Cowen loses key ally behind triumph in leadership crisis
BRIAN Cowen's staunchest ally in Cabinet was one of the flood of ministers who stepped down yesterday -- just hours after the Government issued furious denials he was about to do so.
Former Enterprise Minister Batt O'Keeffe also announced he would not be running again in the General Election in his Cork North-West constituency.
It had been rumoured for months that Mr O'Keeffe -- who was Mr Cowen's closest adviser as he faced a leadership crisis over the past week -- was about to step down. But the 65-year-old had consistently denied this, insisting he would run for the Dail again.
Mr O'Keeffe was key to Mr Cowen's triumph in the confidence motion vote on Tuesday and advised him throughout last weekend when his leadership was under attack from former Foreign Affairs Minister Micheal Martin. Government sources said it was his idea to put down the confidence motion.
His selection convention in Cork North-West was cancelled at the last minute on Monday evening.
At the time, it was speculated that Mr O'Keeffe had been due to announce his retirement at the convention but then had the event postponed because it might have been seen as a body-blow to the Taoiseach ahead of the confidence vote.
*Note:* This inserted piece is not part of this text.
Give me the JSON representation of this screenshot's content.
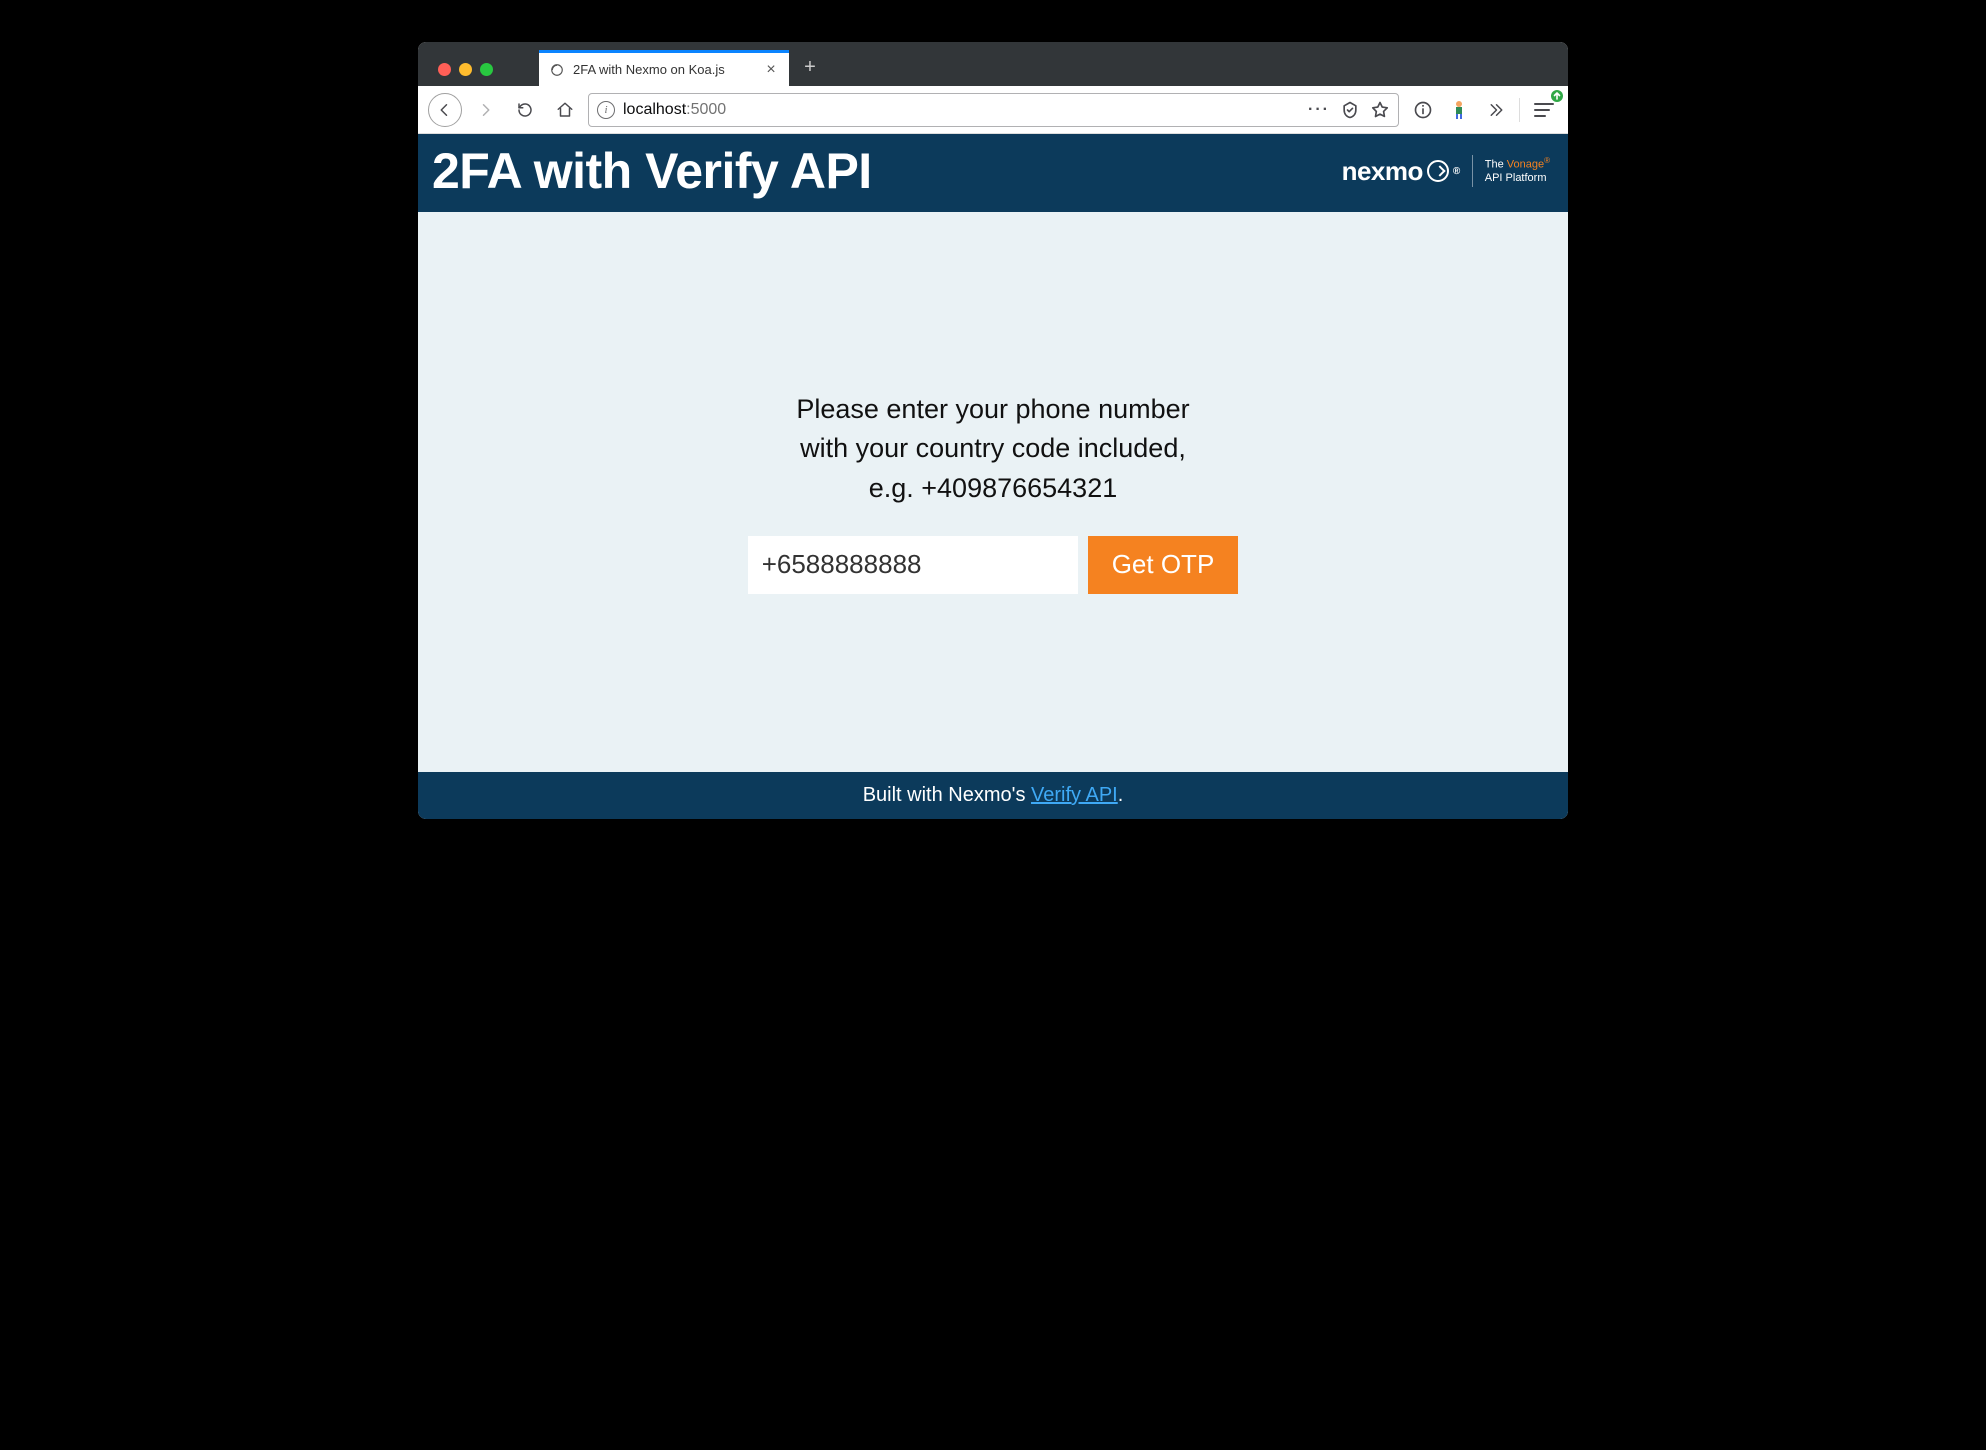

Yesterday morning it was confirmed he would not running in the election and that he would be resigning from Cabinet. Mr O'Keeffe had privately expressed reservations about standing again for months.
The confirmation of the resignation ended several hours of rumours, with opposition TDs demanding clarification from Tanaiste Mary Coughlan in the Dail on his position.
His spokesman last night said Mr O'Keeffe had intended to stay on but made his final decision late on Wednesday following consultations with his family. It is believed he delayed his announcement until Mr Cowen got through the confidence motion.
Mr O'Keeffe has three years' service as a Cabinet minister and almost a year as a junior minister.
He is entitled to a ministerial pension of around €41,000 and a TD's pension of around €50,000. That means he will receive around €91,000 in combined pensions every year for the rest of his life.
He is also entitled to more than €250,000 next year when 'parachute' lump sums are taken into account.
Mr Cowen yesterday described Mr O'Keeffe as "one of my best friends in politics and in life".
The Taoiseach added: "He is a politician of great wisdom, intelligence and loyalty. He has been a hard-working public representative for over a quarter of a century and he has come to a decision not to contest the next election.
"From our discussions I know he shares my assessment that there is a need to have more young people in government as a necessary source of renewal and vitality in our politics."
Mr Cowen praised Mr O'Keeffe's performance as Education Minister and, previously, as Minister for Enterprise, Trade and Innovation.
Mr O'Keeffe was first elected in Cork South-Central in 1987 but lost his seat at the 1989 election. After spending three years in the Seanad, he was re-elected to the Dail in 1992, and held his seat since, moving to Cork North-West in 2007 because of boundary changes.
He was a junior minister between 2004 and 2008.